Monday, 25 May 2015

SP Book Review: Frostbitten

FROSTBITTEN by Heather Beck
4 stars
Verdict: If you can get into it, you won’t want to put it down.

Great beauty hides dark secrets... 

Seventeen-year-old Anastasia Lockhart has never led an easy life, but when she starts getting into serious trouble, she’s sent to live with her grandparents in Cedar Falls. The small, picturesque town hasn’t changed since she visited four years ago, with one exception – the presence of a handsome, mysterious boy named Frost. Despite warnings from her grandparents and friends to stay away from Frost, Anastasia can’t deny their attraction, and the more time they spend together, the deeper in love they fall. Unfortunately, Frost has a secret that is beyond Anastasia’s wildest imagination, and she soon finds herself in the midst of a supernatural legend that has haunted Cedar Falls for years.

Can Anastasia and Frost’s love really overcome anything, or are their fates much darker?


The Rating Breakdown

Enjoyment: 3 Lots of brilliant sections. Uneven pace. 

Writing Style: 3 Exposition, passive voice etc.

Plot: 4 Excellent twists, but could shuffle things around to improve pace and flow. 

World & Concepts: 5 Clear, well-defined. 

Characters: 5 A good mix, well-defined, relatable. 

Finish: 5 Beautiful cover. No typos. 

Strengths: Excellent climax. 

Weakness: Writing style tells more than shows.


Anastasia is a good mix of relatable, strong, and likeable, with a slight rude streak but mostly a kind heart. Frost fulfils the typical mysterious, angry, protective love interest. They’re drawn to each other, but their love is forbidden... I think we both know what book this resembles.

It was the writing style that really got to me. Lots of exposition, and yet lots of missing details. So much of it could be improved just by showing rather than telling.

For example, the book starts by explaining why Anastasia's life is out of hand and she must live with her grandparents. It would have been so easy to start the book with Anastasia arrested for reckless behaviour, followed by an argument with her mother that results in sending her away. Readers would then get to see the Anastasia from beforehand, as well as actually meet the mother we hear so much about. Instead, we’re told it happened, and it’s just not the same.

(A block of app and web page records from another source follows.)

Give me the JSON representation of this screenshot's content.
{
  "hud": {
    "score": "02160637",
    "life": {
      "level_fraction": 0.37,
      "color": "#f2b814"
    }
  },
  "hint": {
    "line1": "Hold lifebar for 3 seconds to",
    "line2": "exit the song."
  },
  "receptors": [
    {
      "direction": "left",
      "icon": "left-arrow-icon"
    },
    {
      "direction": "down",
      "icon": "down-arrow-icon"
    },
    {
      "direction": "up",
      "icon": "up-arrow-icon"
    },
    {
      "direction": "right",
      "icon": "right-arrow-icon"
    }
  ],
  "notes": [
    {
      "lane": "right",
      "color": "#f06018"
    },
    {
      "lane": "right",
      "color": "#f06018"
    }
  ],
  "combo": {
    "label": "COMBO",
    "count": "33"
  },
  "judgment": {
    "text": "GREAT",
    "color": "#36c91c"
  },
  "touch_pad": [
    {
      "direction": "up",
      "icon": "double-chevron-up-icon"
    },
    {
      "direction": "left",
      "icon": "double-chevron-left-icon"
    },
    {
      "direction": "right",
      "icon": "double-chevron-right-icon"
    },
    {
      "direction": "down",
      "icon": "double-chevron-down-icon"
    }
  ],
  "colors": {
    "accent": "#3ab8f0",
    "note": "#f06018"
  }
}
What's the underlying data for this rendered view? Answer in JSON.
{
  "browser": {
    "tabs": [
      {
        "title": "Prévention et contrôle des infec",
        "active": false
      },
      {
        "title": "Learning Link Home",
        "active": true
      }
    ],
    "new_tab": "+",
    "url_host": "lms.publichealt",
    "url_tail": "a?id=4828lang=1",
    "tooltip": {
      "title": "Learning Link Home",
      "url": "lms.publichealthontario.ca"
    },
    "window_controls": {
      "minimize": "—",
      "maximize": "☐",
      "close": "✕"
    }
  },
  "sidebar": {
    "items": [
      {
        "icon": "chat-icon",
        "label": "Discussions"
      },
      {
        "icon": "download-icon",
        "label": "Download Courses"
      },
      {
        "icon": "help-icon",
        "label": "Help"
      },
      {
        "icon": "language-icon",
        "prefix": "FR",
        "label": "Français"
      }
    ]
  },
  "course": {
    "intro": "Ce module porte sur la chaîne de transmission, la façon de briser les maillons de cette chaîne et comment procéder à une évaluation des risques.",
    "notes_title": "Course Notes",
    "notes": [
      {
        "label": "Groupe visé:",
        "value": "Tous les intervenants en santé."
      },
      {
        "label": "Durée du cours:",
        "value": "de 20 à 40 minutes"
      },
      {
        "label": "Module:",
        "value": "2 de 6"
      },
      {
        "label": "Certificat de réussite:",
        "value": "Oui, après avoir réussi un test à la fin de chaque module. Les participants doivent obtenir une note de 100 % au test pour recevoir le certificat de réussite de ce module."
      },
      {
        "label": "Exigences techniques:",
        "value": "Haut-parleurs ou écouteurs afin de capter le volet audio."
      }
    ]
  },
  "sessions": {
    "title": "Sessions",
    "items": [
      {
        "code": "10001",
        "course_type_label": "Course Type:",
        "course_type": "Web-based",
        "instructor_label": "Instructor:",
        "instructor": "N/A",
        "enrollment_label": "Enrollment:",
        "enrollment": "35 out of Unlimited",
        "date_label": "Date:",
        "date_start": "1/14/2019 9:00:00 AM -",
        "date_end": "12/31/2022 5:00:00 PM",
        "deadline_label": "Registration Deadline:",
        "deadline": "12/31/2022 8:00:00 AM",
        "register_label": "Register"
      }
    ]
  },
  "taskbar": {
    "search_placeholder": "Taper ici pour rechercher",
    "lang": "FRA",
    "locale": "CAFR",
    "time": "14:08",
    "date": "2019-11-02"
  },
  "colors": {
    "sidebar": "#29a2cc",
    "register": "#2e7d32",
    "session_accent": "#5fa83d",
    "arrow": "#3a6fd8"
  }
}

I thought this a few times throughout the book, which is why I ended up reading it very s-l-o-w-l-y. I was enjoying it, yet I kept putting it down.

But I did keep picking it back up. What exactly was Frost up to? Why does Kate dislike him so much? How can Anastasia stop the villagers? It took me a while to get through the whole book, yet I couldn’t put it aside forever. I had to know what was going on.

Around three quarters of the way through, Anastasia and Frost run away together, and the book really kicks off. Countless twists, actions scenes, and emotionally fuelled revelations. The story grabbed me in its clutches where it previously had not.

It’s quite clear that this is book one of a series. There’s a slight hook at the end, but don’t worry, no cliff hanger. I’m not sure if I’ll read book 2, but book 1 was an enjoyable read overall.

Source: From author for a buddy read scheme.